She continued: “That’s why we at Negeri Sembilan UMNO Wanita speak, because we see people relenting and accepting LGBT people’s views. I’m sorry, but I’m upset.

“I want to emphasise that we will not compromise on this issue, and will strongly deny any baseless claims about it.

“Most likely, we will send a protest notice to the government,” she added.

Yesterday (August 13), Malaysia’s Deputy Health Minister, Dr Lee Boon Chye, said LGBT people suffer from an “organic disorder.”

Malaysia is experiencing a drastic upsurge in anti-LGBT+ sentiment (Lee Boon Chye/facebook)

Two women in the country have also been sentenced to six lashings each after being arrested for having sex with each other.

The country groups gay sex together with bestiality in a list of offences which are “against the order of nature.”

The women, who are 32 and 22, pleaded guilty after sharia enforcement officials in the northeastern state of Terengganu found them having sex in a car with a dildo.

They have also been fined RM3,300 (£630) each, and told that they will face a four-month prison term if they fail to pay.

And earlier this week, Deputy Minister in the Prime Minister’s Department Datuk Mahfuz Omar said LGBT+ people need to be helped to return to their “original identities” and that allowing people to be trans would cause chaos in society.

Mustafa Ali (R), Fadzil Noor (C) and Mahfuz Omar (L). UPALI ATURUGIRI/AFP/Getty Images

Mustafa Ali (R), Fadzil Noor (C) and Mahfuz Omar (UPALI ATURUGIRI/AFP/Getty)

In April, a Malaysian university held a contest to convert gay students.

The Universiti Sains Malaysia, based on the island of Penang, advertised the competition as “a campaign to invite friends who have [a] disorder in [their] sexual orientation to return to their natural nature in a worthwhile way.”

This came just two months after a newspaper in the country published a checklist which provided guidance about “how to spot a gay”.

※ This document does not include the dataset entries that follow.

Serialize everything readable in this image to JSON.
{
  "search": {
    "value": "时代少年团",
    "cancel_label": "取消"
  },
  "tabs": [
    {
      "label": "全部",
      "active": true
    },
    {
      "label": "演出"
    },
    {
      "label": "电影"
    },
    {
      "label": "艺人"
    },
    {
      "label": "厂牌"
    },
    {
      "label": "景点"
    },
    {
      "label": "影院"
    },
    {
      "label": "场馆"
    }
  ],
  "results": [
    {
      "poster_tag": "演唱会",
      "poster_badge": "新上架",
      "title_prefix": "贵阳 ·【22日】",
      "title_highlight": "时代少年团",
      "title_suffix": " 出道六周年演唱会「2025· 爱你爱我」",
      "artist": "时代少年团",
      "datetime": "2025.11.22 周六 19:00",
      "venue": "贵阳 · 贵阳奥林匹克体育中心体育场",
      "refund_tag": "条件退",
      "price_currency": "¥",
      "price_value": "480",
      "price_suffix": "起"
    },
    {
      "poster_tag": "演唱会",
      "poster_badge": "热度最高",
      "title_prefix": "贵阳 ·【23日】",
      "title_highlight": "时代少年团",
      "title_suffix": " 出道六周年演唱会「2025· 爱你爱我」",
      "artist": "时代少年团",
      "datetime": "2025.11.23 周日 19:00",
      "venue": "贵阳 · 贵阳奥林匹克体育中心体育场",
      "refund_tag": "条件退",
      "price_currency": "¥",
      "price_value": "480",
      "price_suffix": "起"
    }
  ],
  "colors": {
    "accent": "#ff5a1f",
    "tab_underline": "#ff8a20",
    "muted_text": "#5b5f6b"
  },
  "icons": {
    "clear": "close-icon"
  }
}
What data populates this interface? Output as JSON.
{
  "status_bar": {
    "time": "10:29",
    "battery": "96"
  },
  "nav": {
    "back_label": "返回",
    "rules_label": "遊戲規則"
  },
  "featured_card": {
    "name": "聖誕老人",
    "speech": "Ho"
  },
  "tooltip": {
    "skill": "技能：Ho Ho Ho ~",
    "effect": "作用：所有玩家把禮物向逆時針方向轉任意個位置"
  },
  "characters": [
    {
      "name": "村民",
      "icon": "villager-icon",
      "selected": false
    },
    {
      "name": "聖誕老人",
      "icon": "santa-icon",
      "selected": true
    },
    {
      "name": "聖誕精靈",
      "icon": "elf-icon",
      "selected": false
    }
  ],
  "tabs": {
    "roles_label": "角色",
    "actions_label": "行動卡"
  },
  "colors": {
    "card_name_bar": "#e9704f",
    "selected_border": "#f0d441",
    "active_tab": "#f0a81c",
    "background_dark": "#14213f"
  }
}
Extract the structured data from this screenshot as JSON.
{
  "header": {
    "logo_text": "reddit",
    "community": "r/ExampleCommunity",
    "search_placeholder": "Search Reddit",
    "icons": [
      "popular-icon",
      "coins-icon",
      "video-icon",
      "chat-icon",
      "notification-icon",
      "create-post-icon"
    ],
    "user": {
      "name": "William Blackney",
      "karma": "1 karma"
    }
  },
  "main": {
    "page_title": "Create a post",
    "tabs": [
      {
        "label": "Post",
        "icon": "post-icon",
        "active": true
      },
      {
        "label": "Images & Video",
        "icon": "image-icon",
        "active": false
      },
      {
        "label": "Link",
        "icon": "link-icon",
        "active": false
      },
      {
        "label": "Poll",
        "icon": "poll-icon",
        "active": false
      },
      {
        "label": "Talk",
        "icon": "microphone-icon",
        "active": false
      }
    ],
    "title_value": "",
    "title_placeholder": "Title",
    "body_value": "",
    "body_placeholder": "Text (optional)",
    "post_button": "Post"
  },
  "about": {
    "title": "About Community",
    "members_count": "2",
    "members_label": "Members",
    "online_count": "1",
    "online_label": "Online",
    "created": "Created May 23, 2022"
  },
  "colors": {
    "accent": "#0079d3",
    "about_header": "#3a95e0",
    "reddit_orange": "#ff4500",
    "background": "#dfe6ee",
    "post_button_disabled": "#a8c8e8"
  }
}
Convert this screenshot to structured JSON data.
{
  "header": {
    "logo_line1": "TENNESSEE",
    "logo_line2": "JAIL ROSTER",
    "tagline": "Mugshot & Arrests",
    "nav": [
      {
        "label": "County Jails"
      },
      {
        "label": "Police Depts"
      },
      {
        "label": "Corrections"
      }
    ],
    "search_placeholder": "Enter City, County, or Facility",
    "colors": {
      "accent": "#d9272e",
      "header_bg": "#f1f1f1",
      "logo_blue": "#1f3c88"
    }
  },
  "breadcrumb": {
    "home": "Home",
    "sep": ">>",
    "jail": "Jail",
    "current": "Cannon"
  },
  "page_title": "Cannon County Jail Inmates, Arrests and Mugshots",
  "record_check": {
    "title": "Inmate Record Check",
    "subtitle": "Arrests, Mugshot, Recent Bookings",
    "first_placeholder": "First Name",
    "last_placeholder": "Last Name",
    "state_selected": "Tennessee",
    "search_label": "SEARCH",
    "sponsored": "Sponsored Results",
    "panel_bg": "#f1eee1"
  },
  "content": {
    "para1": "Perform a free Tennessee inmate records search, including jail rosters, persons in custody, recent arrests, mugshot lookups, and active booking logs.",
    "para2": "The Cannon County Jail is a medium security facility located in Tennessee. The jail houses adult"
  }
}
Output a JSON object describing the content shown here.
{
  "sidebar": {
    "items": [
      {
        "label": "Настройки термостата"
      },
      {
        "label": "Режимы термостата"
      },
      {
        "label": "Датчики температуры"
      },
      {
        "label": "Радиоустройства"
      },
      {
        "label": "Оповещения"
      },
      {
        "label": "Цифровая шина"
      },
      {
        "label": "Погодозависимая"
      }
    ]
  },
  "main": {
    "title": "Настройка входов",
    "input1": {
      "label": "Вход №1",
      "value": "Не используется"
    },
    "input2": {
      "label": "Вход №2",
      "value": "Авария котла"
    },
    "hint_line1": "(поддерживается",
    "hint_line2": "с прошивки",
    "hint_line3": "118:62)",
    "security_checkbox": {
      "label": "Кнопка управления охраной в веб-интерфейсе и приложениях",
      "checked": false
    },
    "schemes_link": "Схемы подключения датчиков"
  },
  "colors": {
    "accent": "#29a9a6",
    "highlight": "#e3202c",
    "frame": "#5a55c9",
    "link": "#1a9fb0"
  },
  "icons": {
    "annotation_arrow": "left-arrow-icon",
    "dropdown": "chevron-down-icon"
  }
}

Leading outlet Sinar Harian listed traits held by gay men such as a love of beards, branded clothing and going to the gym – although not for the purpose of exercise, but to pull other men.

The list also said that it was a telltale sign of gay men if their eyes lit up when they saw men who they found to be attractive.